Jim Pearsall
Published on
January 4, 2016
Company
Airfix
Scale
1/144
MSRP
$18.99

The Comet was the basis of the rebirth of the British civil aircraft industry after World War II. Development began before the war ended, but the first comet didn’t fly until 1949. The Comet 1 had a serious problem, however. About a year after the first commercial flights began in 1952, Comets began breaking up in the air. The problem was traced to the repeated pressurization and depressurization of the fuselage, which caused metal fatigue. The square windows provided a focal point for the stress, and the fuselage would rupture at the window corner. The eventual fix was to make the windows oval, with no corners. The Comet 4 was the model with this fix. The last Comet flight was in 1997. The Nimrod, a reconnaissance and ASW version of the Comet remained in RAF service until 2011

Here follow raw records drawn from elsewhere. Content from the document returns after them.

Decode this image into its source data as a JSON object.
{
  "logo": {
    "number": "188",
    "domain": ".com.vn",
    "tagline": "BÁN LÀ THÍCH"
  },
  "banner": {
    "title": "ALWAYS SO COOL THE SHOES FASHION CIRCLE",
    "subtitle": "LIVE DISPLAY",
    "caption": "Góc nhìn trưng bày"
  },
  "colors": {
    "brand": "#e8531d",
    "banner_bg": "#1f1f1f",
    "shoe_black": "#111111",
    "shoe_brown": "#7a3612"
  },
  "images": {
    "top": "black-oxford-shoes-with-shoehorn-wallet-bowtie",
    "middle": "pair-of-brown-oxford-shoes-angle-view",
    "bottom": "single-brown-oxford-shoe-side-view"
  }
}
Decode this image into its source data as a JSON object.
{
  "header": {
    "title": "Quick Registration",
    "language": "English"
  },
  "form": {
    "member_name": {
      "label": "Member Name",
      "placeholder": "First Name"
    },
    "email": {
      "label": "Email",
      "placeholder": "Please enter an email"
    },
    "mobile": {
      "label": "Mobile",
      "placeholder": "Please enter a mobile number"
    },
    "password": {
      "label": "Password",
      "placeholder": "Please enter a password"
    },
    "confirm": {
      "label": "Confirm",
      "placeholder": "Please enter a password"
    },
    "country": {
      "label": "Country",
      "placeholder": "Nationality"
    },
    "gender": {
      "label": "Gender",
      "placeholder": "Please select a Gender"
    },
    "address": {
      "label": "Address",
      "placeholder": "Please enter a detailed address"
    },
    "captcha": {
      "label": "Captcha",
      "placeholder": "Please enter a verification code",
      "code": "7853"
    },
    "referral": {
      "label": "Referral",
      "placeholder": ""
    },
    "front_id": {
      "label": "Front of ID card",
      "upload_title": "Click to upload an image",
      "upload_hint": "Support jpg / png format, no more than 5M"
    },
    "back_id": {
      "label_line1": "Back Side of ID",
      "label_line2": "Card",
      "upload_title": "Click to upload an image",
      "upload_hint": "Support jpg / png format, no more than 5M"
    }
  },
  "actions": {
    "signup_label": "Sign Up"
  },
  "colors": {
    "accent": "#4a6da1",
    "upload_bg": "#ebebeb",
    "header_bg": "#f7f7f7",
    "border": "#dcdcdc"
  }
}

This is a reissue/rebox of the 1960s Airfix Comet 4B airliner. It also has new decals and instructions.

Review Author
Dick Montgomery
Published on
January 3, 2016
Company
Aires Hobby Models
Scale
1/48
MSRP
$6.00

Aires offers a myriad of after-market parts, this being a new offering. Designed for the Italeri kit I wanted to experiment a bit to see how the parts fit on the Hasegawa kit.

The first step is to remove the Aires parts from the part carrier. This is easy to do and quite safe as the parts are not delicate. I used a Xuron part nipper to remove the parts from the carrier, trim away any flash, and then also to cut the six exhaust ports into 3 units of two ports each. That division is required to get the Aires parts to drop into place on the Hasegawa kit. As you can see in the accompanying images, the parts fit nicely and without issue.

Book Author(s)
Marek Radomski
Review Author
Paul R. Brown
Published on
February 3, 2020
Company
Mushroom Model Publications
MSRP
$35.00

This is a new publication from Mushroom Models Publications. The book includes a brief description of where and how the Polish Air Force acquired its MiG-29 fleet. I was surprised to learn that only the first twelve aircraft were purchased directly from Russia. The bulk of the PAF’s MiG-29’s were actually acquired from Czech Air Force and from the German Air Force (post reunification) when those services decided to cease operating the MiG-29. Interestingly, upon acquiring these used jets, initially the PAF continued to operate the aircraft in the paint schemes of the original operator, so a number of the PAF single-seat MiG-29s operated for a period of time in several shades of green and brown. In 1997, the PAF commenced the overhaul of its MiG-29s.

Review Author
Frank Landrus
Published on
January 3, 2016
Company
Scale Aircraft Conversions
Scale
1/48
MSRP
$19.95

Scale Aircraft Conversions has released replacement landing gear for the Czech Model 4814 / Encore EC48004 Douglas F3D-2 Skynight. The 17 parts supplied include the nose gear bay, nose gear, main gear, and additional retraction arms and braces. One of Ross MacMillan’s passions is the Douglas Skynight, and he spent several hours taking photos underneath one to get this set right.

A side by side evaluation of all the SAC parts shows the initial similarity with the kit parts. The nose gear bay, in addition to helping keep the Skynight on its nose gear, has been modified by including mounting points for the nose gear strut and the nose gear retraction arm. The nose gear torque link, missing in the kit, has been provided. The nose gear strut has been lengthened. The nose gear retraction arm has been modified and relocated to where it belongs.

Book Author(s)
Anthony Tucker-Jones
Review Author
Andrew Birkbeck
Published on
January 3, 2016
Company
Pen and Sword Books Ltd
MSRP
$24.95

Was the Soviet T-34 the most important tank of the Second World War? It certainly was produced in the largest numbers, 57,000 between 1941 and 1945, more even than the ubiquitous M4 Sherman series. And it was undoubtedly superior to the Sherman in many areas, including armor protection and main armament. And without doubt the most massive and arguably most important armored battles of WW2 took place on the Eastern Front, where the T-34 dominated Soviet tank strength numbers. Did in fact the T-34 “win the war” for the Allies, responsible as it was for inflicting massive damage to more Axis divisions than any other Allied military vehicle? Whatever your answer to this question it is undoubtedly true that the T-34 was an extremely important cog in the Soviet military machine that crushed the Germans and their allies on the Eastern Front.